Exercise details
Please copy every line from the records below that contains the string "content".

Source data

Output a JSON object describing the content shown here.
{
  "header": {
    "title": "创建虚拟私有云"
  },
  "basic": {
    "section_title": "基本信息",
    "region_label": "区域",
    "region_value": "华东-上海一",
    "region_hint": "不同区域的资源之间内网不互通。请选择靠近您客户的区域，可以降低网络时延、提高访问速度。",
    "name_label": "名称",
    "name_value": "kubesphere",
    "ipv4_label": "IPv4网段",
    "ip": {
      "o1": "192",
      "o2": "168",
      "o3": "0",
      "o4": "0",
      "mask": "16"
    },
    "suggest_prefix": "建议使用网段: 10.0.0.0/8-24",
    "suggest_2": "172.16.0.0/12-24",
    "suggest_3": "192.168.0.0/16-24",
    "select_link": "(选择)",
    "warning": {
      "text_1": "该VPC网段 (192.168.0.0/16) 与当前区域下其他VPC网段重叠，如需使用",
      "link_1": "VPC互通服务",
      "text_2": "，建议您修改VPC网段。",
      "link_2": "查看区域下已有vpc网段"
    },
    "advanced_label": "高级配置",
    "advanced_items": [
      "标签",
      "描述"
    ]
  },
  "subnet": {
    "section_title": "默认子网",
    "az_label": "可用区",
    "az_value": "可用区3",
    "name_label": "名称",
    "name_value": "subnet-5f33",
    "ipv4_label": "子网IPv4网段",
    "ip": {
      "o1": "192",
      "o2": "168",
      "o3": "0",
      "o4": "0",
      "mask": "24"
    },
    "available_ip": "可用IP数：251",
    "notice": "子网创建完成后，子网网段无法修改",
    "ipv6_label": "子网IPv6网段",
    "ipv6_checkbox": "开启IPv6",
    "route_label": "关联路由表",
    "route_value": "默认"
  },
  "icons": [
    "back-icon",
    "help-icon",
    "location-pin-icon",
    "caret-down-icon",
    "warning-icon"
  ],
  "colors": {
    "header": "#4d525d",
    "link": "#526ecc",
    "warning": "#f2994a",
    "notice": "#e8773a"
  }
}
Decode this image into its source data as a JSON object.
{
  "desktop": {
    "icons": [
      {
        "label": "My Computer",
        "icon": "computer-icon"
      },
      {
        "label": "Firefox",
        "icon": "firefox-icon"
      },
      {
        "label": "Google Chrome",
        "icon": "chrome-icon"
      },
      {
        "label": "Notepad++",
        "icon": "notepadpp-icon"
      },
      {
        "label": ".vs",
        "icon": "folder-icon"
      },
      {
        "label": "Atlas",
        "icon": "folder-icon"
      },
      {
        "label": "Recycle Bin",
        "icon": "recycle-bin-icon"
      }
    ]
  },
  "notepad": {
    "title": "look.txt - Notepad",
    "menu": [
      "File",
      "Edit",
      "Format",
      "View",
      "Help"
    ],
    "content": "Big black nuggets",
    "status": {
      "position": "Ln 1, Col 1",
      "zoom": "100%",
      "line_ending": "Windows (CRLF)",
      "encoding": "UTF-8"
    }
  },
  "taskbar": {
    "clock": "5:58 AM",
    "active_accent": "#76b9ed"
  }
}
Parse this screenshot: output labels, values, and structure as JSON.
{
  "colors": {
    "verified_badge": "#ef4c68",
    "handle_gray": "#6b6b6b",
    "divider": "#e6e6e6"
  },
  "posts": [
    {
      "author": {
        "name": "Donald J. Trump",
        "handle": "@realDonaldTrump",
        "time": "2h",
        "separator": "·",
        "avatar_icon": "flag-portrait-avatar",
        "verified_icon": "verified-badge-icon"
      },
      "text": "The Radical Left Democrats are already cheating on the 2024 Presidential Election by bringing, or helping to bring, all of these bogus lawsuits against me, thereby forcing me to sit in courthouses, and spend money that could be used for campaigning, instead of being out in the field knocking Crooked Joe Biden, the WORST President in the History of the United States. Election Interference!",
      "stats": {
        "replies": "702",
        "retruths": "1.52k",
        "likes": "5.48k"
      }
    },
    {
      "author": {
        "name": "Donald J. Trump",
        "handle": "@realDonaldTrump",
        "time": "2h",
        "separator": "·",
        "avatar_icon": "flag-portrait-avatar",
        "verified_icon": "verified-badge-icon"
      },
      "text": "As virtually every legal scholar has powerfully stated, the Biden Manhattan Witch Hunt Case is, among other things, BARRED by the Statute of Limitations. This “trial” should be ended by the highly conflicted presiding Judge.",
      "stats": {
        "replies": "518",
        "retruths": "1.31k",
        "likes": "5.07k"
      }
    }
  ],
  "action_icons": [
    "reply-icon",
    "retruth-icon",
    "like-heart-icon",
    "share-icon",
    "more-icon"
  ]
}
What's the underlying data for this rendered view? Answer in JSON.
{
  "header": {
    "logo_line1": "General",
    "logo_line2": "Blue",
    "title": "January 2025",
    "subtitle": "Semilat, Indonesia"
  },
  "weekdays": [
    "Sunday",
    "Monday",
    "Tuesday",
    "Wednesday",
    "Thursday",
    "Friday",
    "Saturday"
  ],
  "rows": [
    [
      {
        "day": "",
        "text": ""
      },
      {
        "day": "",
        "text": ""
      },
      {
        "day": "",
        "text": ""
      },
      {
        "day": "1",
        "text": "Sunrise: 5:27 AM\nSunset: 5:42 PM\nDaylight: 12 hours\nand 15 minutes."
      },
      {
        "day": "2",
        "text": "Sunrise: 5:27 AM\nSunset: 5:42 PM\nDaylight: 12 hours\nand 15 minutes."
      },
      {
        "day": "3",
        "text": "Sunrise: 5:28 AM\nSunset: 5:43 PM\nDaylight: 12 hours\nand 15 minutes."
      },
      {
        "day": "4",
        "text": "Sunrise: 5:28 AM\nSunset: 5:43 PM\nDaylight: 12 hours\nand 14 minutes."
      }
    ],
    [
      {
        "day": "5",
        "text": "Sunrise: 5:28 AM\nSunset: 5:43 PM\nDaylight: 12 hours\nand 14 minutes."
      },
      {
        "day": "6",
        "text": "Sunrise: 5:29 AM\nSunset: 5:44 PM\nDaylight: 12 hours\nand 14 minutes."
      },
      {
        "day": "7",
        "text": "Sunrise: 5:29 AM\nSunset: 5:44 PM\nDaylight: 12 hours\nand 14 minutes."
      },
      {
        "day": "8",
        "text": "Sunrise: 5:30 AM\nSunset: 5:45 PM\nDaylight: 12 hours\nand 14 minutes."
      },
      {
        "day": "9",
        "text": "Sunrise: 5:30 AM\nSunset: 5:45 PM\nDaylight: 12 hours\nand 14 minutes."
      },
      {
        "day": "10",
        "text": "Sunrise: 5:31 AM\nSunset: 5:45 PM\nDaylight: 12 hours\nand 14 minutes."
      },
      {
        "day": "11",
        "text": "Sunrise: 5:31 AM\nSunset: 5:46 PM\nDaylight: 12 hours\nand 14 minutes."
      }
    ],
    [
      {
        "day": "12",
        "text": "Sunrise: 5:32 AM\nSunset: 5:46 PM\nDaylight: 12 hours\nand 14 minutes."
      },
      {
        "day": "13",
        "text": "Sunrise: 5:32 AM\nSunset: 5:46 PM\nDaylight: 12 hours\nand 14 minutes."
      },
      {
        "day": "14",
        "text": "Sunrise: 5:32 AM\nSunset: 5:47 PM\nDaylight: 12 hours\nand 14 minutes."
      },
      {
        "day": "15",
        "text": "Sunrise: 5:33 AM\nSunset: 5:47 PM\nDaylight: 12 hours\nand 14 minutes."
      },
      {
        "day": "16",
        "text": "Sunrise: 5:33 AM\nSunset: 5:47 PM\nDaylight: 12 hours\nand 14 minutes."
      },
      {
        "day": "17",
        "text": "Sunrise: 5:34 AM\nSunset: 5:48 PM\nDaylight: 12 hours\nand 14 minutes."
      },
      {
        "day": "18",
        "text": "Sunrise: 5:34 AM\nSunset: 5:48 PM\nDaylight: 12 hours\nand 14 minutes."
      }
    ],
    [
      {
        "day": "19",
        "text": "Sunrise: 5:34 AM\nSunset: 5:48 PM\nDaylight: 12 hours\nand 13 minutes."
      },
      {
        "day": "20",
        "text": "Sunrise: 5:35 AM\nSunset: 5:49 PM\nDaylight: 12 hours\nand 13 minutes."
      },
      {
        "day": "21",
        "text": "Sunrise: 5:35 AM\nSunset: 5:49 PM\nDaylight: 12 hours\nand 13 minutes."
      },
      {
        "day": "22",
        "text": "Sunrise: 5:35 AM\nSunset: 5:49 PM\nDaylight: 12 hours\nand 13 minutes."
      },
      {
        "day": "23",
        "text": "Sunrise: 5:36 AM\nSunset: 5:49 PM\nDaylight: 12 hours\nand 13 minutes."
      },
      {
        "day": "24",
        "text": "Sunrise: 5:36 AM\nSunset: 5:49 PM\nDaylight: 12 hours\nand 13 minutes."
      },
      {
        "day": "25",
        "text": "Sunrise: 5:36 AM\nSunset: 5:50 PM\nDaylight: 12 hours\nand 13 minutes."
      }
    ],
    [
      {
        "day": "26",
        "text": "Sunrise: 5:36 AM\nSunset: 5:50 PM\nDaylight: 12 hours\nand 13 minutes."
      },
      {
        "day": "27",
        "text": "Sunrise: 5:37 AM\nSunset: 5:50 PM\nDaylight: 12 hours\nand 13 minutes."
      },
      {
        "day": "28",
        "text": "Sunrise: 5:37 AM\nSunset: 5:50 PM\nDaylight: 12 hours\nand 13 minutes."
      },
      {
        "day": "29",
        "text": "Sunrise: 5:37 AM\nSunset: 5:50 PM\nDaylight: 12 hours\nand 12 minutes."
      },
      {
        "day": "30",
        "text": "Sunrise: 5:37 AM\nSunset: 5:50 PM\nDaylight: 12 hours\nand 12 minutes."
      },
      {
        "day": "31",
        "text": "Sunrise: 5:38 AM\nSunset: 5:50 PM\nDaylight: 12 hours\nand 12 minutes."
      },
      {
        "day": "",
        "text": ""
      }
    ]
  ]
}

Expected answer
Output a JSON object describing the content shown here.
    "content": "Big black nuggets",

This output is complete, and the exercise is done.